It’s Our World, Too!

Its Our World, Too!: Young People
Who Are Making a Difference

By Phillip Hoose
Foreword by Pete Seeger
Published by Farrar, Straus and Giroux

“Deserves shelf space in every classroom and library.” –Starred, Publishers Weekly

Available in Paperback
Order from Amazon | Indiebound | ChildrensBookstore.com

 

About the Book
Both a history and a handbook, this highly inspirational and engaging book will help jump-start readers who yearn to take a stand against injustice or otherwise long to make a difference. A dozen-odd case studies profile children and teens of both sexes from a variety of ethnic backgrounds who had the courage to act on their convictions: among them are 12-year-old Norvell Smith, who stood up to gang pressure at her inner-city school; Justin Lebo, who at age 10 began using his allowance to buy and rebuild junker bicycles, and then give them away to needy children; and 15-year-old Joel Rubin, who, in protest of drift net fishing practices, spearheaded a boycott of a major corporation that resulted in “dolphin safe” tuna. Other youths here have taken on city hall, saved wetlands from developers and spoken out against war.

An introductory chapter primes the audience with a succinct overview of young activists in history, from those who served as conductors on the Underground Railroad to the “newsies” of 1899, who took on the newspaper magnates in a fight for fair wages. The final section of the book, fittingly, is a hands-on approach to mounting a personal campaign, with specific advice on such measures as starting a boycott, lobbying government officials and raising funds–and how to do it all with creativity and flair. This absorbing and energizing book deserves shelf space in every classroom and library.

Resources

Awards & Accolades
Christopher Award Winner
An ALA Notable Book
New York Public Library “Book for the Teen Age”
Lupine Award Honor Book

“(An) invaluable book….reads with intensity and should convince young readers that they CAN make a difference in the attitudes and policies of their world.” –Booklist (starred review)

“This absorbing and energizing book deserves shelf space in every classroom and library.”  –Publisher’s Weekly (starred review)

“A clearheaded, good-hearted guide to help young people empower themselves.”
–Gloria Steinem

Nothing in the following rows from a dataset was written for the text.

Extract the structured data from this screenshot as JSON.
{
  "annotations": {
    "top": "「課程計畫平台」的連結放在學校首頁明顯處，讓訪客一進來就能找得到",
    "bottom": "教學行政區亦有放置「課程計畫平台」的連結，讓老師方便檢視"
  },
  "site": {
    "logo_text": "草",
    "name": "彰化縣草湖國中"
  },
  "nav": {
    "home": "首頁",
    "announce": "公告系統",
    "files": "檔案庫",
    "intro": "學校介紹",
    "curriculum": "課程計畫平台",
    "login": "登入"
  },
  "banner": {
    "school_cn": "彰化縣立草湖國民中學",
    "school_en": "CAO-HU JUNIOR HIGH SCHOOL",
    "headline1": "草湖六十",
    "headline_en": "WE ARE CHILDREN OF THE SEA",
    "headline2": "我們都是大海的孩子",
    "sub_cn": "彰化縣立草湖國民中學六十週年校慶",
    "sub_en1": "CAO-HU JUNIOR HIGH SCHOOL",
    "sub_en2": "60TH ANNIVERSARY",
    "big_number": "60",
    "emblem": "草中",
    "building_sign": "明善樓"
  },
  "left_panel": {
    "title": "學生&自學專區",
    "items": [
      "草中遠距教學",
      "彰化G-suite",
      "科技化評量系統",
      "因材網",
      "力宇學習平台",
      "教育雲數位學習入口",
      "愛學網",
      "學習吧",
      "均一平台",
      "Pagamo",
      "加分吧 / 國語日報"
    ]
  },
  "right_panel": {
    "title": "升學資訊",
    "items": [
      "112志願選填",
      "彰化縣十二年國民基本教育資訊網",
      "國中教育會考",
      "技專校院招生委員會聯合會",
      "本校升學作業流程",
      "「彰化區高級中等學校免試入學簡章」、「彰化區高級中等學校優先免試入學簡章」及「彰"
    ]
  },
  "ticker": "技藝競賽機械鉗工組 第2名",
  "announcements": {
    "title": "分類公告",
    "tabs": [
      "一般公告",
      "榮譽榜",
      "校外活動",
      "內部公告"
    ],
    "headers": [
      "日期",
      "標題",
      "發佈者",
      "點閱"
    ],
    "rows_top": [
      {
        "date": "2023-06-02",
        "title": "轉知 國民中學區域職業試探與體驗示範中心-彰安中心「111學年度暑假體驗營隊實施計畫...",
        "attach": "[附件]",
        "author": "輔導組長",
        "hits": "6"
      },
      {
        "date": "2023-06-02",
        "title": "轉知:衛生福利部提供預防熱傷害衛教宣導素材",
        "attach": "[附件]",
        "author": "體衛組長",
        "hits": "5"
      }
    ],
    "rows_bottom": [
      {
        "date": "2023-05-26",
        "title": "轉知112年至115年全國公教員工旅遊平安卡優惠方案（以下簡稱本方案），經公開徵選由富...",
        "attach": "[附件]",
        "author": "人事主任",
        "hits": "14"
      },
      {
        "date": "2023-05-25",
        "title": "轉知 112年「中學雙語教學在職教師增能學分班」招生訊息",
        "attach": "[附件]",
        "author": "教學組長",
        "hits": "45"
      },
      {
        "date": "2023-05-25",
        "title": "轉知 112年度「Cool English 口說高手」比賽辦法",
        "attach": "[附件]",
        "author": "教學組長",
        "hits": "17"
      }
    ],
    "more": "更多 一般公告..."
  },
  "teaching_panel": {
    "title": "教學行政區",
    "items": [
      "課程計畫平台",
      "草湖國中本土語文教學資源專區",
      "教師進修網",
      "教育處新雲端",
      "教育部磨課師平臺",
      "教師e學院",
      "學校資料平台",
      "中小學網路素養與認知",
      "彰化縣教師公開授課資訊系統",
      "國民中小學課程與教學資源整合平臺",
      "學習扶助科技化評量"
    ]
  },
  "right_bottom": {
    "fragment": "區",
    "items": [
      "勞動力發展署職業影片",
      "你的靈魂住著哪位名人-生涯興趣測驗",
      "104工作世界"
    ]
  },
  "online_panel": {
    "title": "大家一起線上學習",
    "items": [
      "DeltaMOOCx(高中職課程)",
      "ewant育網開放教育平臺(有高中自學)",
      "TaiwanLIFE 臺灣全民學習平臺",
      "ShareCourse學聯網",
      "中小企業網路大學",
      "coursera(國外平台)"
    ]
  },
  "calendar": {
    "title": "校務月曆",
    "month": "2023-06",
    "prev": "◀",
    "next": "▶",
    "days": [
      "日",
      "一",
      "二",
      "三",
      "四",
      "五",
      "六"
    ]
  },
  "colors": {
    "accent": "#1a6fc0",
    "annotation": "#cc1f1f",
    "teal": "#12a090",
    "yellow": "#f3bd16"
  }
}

“Two books in one: first, fourteen fascinating accounts of children working for human rights, the needy, the environment, or world peace . . . Second, a handbook for young activists, with practical suggestions for planning, organizing, publicizing, and raising funds for social action projects.” –Kirkus Reviews

“An invaluable book . . . Reads with intensity and should convince young readers that they can make a difference in the attitudes and policies of their world.” –Boxed, Booklist

3 thoughts on “It’s Our World, Too!

  1. Tonight I told the story of Harriet Hanson leading her floor out on strike and a woman came up afterward to tell me how much it meant to her to hear it–her unit at Kaiser is set to go out on strike on September 22, and she gets discouraged sometimes.
    I mix the song “Cotton Mill Girls” in with the story and tonight they were really singing along.
    Thanks.

  2. Nancy,

    Thanks so much for sharing this with us. It’s a wonderful story, and you’re
    using it in a powerful way. I so admire Harriet Hanson. For readers who
    don’t know the story, it’s about an eleven-year-old girl who in 1836 led
    hundreds of women and girls out of a textile mill in Lowell, MA to strike
    for higher pay and shorter hours. The others had hesitated, but Harriet
    confronted them. “I don’t care what you do,” she said. “I am going to turn
    out whether anyone else does or not.” The fuller story is in my book WE WERE
    THERE TOO: YOUNG PEOPLE IN U.S. HISTORY.

    Keep up your great work, Nancy. I hope you’ll give us a link so we can keep
    with what you’re doing.

    Phil Hoose

  3. Pingback: March is Reading Month! | United Way of Greater Chattanooga's Volunteer Center

Leave a Reply

Fill in your details below or click an icon to log in:

WordPress.com Logo

You are commenting using your WordPress.com account. Log Out / Change )

Twitter picture

You are commenting using your Twitter account. Log Out / Change )

Facebook photo

You are commenting using your Facebook account. Log Out / Change )

Google+ photo

You are commenting using your Google+ account. Log Out / Change )

Connecting to %s